Top of Entries provided
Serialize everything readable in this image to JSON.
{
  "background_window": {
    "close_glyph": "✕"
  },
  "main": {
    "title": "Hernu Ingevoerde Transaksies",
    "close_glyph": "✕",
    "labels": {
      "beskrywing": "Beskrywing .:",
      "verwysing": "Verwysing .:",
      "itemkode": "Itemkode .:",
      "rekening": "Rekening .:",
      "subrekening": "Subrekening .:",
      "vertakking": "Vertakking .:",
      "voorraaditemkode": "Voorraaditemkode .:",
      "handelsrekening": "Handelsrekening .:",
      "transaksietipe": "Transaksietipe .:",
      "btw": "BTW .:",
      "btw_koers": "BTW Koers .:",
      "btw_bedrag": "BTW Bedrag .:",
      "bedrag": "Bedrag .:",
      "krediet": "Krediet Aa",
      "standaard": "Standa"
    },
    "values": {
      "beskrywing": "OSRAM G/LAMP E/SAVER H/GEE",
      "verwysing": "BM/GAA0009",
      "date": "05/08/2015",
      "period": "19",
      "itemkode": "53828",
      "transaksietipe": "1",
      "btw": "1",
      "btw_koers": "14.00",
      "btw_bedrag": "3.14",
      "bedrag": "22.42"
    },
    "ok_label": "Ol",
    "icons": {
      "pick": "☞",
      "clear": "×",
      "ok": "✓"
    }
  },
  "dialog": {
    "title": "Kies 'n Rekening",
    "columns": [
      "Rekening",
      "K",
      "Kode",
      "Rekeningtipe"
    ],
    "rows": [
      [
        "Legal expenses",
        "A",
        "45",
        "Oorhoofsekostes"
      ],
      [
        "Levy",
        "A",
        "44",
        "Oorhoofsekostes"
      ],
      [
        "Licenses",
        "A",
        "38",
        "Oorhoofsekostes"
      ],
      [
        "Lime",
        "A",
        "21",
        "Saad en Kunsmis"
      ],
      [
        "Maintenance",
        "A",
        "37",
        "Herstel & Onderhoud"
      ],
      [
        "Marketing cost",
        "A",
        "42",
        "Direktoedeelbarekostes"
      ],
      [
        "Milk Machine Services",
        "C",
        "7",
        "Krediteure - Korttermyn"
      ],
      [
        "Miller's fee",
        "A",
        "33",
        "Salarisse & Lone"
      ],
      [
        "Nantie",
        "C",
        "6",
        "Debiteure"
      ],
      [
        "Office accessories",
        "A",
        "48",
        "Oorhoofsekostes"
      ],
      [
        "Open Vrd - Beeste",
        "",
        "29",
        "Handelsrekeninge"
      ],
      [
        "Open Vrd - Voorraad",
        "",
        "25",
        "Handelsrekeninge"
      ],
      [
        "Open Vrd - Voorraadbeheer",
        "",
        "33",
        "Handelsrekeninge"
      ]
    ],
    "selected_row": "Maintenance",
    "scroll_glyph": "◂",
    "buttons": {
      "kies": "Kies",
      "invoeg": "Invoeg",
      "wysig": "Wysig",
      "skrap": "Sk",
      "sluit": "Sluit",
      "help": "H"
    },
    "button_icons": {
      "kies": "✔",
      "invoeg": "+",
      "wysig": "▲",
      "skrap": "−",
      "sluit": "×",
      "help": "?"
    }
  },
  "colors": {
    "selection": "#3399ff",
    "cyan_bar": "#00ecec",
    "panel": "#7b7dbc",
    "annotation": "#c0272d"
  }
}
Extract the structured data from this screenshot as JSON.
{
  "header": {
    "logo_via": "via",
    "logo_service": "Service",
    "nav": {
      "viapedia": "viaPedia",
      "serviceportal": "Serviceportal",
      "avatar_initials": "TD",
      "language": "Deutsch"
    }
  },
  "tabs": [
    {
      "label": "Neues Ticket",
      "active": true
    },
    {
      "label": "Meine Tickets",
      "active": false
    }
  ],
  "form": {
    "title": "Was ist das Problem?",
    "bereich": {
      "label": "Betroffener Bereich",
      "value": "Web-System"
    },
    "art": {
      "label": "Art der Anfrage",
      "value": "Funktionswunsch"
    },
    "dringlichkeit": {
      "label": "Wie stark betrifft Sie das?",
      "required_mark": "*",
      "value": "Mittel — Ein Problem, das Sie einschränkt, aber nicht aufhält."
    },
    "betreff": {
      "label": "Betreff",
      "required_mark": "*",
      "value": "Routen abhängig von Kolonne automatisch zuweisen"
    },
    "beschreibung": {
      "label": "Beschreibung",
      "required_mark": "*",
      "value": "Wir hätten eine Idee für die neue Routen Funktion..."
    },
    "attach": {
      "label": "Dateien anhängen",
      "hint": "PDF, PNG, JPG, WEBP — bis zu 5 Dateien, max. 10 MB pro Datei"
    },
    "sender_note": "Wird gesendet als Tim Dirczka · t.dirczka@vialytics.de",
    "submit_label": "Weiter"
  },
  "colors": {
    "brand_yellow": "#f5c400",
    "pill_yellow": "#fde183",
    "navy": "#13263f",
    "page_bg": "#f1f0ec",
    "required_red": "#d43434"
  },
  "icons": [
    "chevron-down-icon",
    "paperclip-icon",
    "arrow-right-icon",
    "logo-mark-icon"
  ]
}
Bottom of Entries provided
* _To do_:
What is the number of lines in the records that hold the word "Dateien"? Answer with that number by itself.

* _Answer box_:
2